EXERCISE PROMPT:
For this exercise, write out the full listing that follows exactly and skip its pictures.

DATA SHOWN:
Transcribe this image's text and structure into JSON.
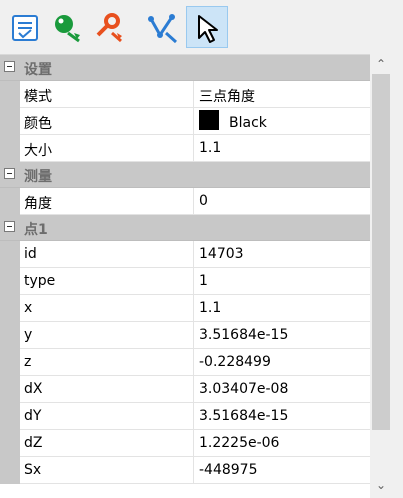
{
  "toolbar": {
    "buttons": [
      {
        "name": "properties-icon",
        "active": false
      },
      {
        "name": "add-point-icon",
        "active": false
      },
      {
        "name": "edit-point-icon",
        "active": false
      },
      {
        "name": "measure-angle-icon",
        "active": false
      },
      {
        "name": "select-cursor-icon",
        "active": true
      }
    ]
  },
  "grid": {
    "settings": {
      "title": "设置",
      "mode_label": "模式",
      "mode_value": "三点角度",
      "color_label": "颜色",
      "color_value": "Black",
      "color_hex": "#000000",
      "size_label": "大小",
      "size_value": "1.1"
    },
    "measure": {
      "title": "测量",
      "angle_label": "角度",
      "angle_value": "0"
    },
    "point1": {
      "title": "点1",
      "rows": [
        {
          "label": "id",
          "value": "14703"
        },
        {
          "label": "type",
          "value": "1"
        },
        {
          "label": "x",
          "value": "1.1"
        },
        {
          "label": "y",
          "value": "3.51684e-15"
        },
        {
          "label": "z",
          "value": "-0.228499"
        },
        {
          "label": "dX",
          "value": "3.03407e-08"
        },
        {
          "label": "dY",
          "value": "3.51684e-15"
        },
        {
          "label": "dZ",
          "value": "1.2225e-06"
        },
        {
          "label": "Sx",
          "value": "-448975"
        }
      ]
    }
  },
  "colors": {
    "category_bg": "#c8c8c8",
    "active_button": "#cce4f7",
    "icon_blue": "#2b7cd3",
    "icon_green": "#1a9a3c",
    "icon_red": "#e8501e"
  }
}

EXERCISE ANSWER:
Transcribe this image's text and structure into JSON.
{
  "toolbar": {
    "buttons": [
      {
        "name": "properties-icon",
        "active": false
      },
      {
        "name": "add-point-icon",
        "active": false
      },
      {
        "name": "edit-point-icon",
        "active": false
      },
      {
        "name": "measure-angle-icon",
        "active": false
      },
      {
        "name": "select-cursor-icon",
        "active": true
      }
    ]
  },
  "grid": {
    "settings": {
      "title": "设置",
      "mode_label": "模式",
      "mode_value": "三点角度",
      "color_label": "颜色",
      "color_value": "Black",
      "color_hex": "#000000",
      "size_label": "大小",
      "size_value": "1.1"
    },
    "measure": {
      "title": "测量",
      "angle_label": "角度",
      "angle_value": "0"
    },
    "point1": {
      "title": "点1",
      "rows": [
        {
          "label": "id",
          "value": "14703"
        },
        {
          "label": "type",
          "value": "1"
        },
        {
          "label": "x",
          "value": "1.1"
        },
        {
          "label": "y",
          "value": "3.51684e-15"
        },
        {
          "label": "z",
          "value": "-0.228499"
        },
        {
          "label": "dX",
          "value": "3.03407e-08"
        },
        {
          "label": "dY",
          "value": "3.51684e-15"
        },
        {
          "label": "dZ",
          "value": "1.2225e-06"
        },
        {
          "label": "Sx",
          "value": "-448975"
        }
      ]
    }
  },
  "colors": {
    "category_bg": "#c8c8c8",
    "active_button": "#cce4f7",
    "icon_blue": "#2b7cd3",
    "icon_green": "#1a9a3c",
    "icon_red": "#e8501e"
  }
}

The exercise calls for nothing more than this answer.